# [Records for the task]

———

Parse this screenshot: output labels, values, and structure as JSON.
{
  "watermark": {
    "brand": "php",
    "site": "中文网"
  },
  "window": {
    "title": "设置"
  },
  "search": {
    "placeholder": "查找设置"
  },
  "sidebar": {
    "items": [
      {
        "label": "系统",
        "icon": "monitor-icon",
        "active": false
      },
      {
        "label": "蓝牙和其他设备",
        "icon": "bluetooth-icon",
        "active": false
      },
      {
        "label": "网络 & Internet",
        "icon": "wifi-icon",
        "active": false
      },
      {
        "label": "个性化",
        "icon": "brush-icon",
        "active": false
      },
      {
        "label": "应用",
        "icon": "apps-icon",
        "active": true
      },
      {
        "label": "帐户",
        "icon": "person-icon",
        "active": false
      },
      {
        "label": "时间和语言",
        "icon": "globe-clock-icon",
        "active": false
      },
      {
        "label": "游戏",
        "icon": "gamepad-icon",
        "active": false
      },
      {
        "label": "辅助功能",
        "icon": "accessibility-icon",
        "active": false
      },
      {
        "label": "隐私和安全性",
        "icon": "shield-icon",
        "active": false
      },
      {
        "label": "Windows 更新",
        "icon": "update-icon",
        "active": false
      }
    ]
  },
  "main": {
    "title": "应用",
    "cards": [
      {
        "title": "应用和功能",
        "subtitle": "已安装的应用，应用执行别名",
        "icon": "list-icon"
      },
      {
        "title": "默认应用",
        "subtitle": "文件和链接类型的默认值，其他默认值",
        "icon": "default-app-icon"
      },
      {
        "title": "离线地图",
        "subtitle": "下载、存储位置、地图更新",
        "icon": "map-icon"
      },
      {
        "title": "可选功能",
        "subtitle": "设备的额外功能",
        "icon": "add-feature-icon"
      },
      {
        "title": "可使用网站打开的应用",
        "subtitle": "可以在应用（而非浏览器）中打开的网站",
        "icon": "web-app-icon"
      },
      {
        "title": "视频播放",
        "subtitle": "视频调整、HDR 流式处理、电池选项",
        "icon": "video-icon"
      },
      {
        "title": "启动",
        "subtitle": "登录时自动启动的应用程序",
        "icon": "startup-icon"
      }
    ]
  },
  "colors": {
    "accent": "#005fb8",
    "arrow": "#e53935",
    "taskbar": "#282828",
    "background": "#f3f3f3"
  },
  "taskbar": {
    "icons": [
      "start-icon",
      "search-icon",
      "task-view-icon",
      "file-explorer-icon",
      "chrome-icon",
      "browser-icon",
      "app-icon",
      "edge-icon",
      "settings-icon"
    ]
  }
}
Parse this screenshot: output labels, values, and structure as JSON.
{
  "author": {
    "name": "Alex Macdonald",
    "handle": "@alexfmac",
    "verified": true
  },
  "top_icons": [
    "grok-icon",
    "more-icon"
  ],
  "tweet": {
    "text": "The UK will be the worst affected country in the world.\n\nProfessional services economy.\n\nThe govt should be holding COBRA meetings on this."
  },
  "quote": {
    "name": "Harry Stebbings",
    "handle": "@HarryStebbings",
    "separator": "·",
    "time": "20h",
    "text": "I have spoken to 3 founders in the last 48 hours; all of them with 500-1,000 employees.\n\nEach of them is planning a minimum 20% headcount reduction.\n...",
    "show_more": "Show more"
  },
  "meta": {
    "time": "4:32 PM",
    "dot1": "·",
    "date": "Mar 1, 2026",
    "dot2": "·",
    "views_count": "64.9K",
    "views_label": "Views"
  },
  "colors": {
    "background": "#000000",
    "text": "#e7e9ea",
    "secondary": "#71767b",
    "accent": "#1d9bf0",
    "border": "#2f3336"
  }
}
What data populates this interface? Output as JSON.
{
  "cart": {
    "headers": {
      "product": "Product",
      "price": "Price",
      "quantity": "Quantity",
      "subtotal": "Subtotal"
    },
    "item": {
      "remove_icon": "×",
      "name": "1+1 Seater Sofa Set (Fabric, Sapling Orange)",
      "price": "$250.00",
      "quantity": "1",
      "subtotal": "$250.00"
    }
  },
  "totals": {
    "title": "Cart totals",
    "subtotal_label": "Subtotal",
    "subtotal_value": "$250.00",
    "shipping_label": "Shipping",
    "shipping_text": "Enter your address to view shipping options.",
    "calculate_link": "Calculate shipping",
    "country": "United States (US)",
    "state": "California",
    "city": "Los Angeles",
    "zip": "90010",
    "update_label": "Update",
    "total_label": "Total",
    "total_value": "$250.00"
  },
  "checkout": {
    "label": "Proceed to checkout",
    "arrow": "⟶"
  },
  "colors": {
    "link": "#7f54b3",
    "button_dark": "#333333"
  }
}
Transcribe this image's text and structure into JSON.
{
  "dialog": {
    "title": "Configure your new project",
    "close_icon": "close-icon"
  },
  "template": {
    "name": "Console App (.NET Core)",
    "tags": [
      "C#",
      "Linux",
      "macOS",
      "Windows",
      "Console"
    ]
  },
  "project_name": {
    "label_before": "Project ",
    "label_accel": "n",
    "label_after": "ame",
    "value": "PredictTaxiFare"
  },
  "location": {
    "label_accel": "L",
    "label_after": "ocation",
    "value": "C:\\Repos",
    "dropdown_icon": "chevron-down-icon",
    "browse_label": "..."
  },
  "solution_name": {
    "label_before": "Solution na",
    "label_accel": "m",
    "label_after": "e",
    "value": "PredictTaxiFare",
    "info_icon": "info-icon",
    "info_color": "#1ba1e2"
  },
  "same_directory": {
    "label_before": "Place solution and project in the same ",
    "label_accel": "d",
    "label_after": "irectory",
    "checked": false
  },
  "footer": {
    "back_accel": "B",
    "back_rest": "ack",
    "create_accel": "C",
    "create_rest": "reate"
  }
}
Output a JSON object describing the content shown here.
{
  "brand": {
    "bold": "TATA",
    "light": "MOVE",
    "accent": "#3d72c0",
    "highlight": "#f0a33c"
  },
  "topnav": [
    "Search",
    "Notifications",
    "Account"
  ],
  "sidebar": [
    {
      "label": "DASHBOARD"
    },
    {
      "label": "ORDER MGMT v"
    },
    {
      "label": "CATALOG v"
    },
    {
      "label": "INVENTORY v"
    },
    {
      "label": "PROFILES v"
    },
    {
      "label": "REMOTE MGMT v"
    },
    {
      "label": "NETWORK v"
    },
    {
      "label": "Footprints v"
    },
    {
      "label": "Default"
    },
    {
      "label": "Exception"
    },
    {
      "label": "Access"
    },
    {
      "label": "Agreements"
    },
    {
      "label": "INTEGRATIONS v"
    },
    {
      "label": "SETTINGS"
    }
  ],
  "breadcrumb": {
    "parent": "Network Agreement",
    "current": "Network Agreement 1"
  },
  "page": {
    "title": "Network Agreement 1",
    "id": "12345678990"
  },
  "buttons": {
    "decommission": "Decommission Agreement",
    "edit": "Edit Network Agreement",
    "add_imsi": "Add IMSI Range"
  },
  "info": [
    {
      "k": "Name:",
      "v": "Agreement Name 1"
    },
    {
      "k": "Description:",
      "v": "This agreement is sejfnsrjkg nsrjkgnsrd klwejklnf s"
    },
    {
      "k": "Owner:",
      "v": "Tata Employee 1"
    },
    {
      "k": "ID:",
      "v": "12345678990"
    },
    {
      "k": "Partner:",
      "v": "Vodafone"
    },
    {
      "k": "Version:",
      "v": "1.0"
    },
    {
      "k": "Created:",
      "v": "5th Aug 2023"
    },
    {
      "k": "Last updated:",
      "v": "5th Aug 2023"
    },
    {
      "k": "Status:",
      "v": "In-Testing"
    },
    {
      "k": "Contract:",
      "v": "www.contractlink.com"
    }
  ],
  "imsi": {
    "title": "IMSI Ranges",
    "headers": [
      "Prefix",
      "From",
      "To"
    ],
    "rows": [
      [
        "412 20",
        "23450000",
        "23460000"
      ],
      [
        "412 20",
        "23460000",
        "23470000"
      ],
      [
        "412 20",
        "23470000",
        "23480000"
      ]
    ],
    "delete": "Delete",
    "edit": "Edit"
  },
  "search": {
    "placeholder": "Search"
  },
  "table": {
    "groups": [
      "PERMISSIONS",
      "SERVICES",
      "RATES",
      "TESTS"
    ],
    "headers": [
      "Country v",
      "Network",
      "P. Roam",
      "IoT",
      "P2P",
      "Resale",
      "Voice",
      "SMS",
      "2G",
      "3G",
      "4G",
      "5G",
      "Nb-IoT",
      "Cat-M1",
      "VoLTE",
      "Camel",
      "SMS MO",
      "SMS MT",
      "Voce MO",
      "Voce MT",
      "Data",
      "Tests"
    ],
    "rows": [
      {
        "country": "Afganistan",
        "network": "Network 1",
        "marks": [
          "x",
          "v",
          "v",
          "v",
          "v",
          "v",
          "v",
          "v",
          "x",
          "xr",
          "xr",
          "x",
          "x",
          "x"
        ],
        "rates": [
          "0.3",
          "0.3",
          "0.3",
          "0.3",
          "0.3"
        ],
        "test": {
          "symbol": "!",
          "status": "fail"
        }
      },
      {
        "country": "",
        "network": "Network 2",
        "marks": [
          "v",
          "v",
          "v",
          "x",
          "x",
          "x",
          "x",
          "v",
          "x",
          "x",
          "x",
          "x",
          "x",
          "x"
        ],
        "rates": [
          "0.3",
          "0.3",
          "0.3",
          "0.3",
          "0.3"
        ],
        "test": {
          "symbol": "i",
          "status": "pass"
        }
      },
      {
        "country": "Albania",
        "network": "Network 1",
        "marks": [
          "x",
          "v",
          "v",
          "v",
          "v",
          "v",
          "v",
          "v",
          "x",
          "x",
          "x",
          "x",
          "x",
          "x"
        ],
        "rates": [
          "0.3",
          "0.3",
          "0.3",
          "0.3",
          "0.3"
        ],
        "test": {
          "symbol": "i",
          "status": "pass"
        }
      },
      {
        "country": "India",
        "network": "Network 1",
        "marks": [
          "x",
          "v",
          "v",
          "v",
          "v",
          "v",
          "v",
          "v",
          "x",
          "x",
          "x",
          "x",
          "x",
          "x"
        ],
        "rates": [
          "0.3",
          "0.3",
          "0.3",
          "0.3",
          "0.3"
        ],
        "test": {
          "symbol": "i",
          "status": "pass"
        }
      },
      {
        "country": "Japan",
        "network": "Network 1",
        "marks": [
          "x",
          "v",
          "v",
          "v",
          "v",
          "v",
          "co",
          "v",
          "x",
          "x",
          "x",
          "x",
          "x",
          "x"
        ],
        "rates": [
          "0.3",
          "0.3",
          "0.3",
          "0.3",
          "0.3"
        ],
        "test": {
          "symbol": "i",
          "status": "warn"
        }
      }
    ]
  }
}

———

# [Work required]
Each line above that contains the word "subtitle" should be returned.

# [Exercise response]
        "subtitle": "已安装的应用，应用执行别名",
        "subtitle": "文件和链接类型的默认值，其他默认值",
        "subtitle": "下载、存储位置、地图更新",
        "subtitle": "设备的额外功能",
        "subtitle": "可以在应用（而非浏览器）中打开的网站",
        "subtitle": "视频调整、HDR 流式处理、电池选项",
        "subtitle": "登录时自动启动的应用程序",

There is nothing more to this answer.